*** Opening RECORDED DATA ***

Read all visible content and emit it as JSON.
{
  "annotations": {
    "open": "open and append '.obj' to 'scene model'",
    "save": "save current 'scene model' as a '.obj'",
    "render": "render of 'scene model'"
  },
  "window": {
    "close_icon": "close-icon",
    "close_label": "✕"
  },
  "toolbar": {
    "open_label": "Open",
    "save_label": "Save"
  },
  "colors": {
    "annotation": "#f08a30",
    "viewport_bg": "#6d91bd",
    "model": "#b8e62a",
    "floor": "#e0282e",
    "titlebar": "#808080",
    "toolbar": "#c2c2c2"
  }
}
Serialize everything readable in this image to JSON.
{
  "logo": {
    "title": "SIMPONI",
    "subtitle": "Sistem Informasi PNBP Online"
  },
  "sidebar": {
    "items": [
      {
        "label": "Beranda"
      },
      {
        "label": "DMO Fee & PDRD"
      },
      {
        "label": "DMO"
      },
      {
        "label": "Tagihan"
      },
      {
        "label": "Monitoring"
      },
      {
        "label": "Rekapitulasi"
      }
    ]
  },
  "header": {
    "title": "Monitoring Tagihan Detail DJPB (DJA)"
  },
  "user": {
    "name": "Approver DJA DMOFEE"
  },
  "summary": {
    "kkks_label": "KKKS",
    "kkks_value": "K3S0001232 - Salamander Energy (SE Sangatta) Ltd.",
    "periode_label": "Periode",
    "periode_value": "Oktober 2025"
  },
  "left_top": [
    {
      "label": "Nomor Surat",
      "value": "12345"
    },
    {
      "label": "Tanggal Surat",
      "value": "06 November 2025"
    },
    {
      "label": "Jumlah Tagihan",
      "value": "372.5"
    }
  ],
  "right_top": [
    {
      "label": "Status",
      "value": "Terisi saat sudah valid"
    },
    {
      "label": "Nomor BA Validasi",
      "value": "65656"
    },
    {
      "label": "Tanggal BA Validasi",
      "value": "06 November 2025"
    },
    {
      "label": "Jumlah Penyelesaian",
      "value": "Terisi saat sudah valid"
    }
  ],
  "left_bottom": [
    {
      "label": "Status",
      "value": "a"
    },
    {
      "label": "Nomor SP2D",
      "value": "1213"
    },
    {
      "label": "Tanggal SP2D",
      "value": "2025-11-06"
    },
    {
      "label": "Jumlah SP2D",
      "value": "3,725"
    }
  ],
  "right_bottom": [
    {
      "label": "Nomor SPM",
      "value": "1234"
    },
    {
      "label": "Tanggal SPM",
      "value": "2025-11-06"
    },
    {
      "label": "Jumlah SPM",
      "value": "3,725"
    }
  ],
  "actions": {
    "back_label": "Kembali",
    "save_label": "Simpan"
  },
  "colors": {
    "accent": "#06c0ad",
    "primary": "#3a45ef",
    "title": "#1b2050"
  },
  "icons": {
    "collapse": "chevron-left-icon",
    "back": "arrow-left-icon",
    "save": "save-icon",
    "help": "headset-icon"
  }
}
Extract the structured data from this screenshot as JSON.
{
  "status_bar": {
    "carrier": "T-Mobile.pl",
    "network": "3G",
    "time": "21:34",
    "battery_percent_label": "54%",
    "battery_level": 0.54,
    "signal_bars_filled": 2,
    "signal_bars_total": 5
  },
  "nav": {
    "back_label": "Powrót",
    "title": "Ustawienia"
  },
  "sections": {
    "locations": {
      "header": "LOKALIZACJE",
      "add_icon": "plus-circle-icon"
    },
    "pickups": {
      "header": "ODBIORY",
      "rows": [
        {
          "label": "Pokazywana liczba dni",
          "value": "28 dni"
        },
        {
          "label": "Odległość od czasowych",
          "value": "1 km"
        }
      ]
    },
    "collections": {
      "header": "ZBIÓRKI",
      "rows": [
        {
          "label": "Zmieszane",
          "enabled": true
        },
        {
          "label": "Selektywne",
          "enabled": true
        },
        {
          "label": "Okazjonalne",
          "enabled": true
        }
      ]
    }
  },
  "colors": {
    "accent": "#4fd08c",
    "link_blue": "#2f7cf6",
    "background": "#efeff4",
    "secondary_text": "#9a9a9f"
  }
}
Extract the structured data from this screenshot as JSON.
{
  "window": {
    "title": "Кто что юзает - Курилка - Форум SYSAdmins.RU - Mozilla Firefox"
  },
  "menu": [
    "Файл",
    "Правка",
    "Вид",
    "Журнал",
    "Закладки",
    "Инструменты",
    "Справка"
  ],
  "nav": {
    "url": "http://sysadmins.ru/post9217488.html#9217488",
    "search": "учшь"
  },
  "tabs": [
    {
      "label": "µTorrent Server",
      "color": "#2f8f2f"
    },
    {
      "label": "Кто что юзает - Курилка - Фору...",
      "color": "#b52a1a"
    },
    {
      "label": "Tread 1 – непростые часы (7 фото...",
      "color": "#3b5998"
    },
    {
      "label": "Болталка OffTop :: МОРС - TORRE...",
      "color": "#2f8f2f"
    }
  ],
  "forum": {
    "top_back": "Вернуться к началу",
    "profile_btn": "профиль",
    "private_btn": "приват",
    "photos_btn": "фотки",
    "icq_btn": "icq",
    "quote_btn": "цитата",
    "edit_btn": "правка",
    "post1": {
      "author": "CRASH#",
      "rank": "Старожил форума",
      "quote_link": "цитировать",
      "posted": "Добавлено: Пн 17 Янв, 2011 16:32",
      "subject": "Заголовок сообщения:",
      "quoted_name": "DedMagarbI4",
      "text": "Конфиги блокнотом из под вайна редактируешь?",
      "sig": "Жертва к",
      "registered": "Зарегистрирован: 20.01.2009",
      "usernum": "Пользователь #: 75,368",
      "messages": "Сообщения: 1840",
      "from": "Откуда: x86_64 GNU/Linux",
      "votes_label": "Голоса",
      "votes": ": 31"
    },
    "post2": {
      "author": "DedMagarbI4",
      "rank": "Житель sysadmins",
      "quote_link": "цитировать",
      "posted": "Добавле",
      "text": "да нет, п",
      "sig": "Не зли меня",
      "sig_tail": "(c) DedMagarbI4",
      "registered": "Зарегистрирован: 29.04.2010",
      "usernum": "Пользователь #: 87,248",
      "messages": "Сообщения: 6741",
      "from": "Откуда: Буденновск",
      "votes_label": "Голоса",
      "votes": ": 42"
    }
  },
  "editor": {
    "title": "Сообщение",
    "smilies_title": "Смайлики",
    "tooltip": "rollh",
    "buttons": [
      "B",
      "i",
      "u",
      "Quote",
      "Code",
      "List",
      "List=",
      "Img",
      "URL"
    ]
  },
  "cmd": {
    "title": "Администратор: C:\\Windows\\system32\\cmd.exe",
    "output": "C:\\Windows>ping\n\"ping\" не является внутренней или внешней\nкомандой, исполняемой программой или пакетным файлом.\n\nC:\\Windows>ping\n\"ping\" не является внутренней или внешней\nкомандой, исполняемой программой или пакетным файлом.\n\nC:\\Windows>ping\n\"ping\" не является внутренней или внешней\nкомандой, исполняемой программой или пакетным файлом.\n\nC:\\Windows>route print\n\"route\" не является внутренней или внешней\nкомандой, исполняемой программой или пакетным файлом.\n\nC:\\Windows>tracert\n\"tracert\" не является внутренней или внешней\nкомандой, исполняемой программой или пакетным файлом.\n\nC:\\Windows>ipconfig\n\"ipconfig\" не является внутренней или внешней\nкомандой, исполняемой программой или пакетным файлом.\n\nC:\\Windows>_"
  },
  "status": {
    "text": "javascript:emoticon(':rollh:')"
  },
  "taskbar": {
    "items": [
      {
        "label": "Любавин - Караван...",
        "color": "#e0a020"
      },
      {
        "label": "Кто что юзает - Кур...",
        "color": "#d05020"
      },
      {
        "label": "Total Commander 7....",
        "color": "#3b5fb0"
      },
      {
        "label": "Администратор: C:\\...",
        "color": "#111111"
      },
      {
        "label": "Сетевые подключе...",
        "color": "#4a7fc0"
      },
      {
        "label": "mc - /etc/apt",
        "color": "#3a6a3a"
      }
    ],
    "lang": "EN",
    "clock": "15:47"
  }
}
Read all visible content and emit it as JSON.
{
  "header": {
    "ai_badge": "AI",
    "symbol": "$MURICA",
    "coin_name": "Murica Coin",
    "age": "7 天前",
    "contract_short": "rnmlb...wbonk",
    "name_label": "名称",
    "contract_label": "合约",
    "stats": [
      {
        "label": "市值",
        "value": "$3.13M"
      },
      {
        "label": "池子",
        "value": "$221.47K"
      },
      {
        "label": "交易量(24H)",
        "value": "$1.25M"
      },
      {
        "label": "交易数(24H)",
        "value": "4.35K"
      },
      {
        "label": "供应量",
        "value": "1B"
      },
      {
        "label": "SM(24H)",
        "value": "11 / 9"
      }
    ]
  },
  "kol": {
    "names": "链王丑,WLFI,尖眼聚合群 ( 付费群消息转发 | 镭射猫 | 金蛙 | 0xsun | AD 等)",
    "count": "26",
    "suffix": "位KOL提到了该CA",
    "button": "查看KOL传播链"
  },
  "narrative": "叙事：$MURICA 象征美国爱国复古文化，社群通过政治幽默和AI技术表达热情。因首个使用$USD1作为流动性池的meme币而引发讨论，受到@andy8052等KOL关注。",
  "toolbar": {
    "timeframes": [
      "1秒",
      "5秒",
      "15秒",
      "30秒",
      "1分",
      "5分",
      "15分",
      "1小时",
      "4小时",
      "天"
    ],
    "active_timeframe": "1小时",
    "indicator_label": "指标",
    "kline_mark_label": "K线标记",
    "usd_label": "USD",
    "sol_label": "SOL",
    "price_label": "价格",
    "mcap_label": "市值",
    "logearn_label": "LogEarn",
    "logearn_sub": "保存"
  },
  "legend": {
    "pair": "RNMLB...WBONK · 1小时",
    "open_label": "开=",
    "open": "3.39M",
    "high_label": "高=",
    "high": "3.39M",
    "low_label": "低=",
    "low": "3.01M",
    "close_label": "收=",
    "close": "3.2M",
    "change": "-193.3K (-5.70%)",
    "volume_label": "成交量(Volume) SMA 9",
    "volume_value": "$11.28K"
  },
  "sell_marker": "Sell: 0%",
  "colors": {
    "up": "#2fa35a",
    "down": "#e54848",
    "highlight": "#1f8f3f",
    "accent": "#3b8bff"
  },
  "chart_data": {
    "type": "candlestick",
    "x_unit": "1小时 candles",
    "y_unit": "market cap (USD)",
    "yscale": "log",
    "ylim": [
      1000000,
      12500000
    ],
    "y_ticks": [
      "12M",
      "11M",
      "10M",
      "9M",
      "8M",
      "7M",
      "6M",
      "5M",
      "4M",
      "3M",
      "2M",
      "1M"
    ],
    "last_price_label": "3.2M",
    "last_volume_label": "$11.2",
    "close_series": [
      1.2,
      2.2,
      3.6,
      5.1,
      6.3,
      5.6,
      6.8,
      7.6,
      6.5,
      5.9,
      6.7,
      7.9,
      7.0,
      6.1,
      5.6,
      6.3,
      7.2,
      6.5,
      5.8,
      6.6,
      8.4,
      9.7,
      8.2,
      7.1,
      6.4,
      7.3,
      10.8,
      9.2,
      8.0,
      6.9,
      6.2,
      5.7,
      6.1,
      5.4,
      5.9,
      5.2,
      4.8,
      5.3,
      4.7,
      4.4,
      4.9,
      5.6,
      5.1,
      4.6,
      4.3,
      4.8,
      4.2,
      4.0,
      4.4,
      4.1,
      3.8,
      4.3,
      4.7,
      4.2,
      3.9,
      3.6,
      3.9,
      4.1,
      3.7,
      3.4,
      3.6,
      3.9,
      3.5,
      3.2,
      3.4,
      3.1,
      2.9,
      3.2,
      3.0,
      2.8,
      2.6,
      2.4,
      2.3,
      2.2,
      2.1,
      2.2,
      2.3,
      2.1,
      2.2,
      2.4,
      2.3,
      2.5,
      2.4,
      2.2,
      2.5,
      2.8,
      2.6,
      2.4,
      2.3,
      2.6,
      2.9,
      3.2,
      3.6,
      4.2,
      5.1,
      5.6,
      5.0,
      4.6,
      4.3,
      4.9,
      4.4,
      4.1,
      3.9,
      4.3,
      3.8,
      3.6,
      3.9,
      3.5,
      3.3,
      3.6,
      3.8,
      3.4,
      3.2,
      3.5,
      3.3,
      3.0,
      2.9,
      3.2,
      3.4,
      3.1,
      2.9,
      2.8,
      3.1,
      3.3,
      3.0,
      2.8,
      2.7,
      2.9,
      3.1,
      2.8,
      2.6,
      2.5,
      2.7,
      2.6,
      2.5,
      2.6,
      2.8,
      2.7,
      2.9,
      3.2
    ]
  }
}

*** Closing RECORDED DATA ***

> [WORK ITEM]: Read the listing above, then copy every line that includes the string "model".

> [EXERCISE RESULT]:
    "open": "open and append '.obj' to 'scene model'",
    "save": "save current 'scene model' as a '.obj'",
    "render": "render of 'scene model'"
    "model": "#b8e62a",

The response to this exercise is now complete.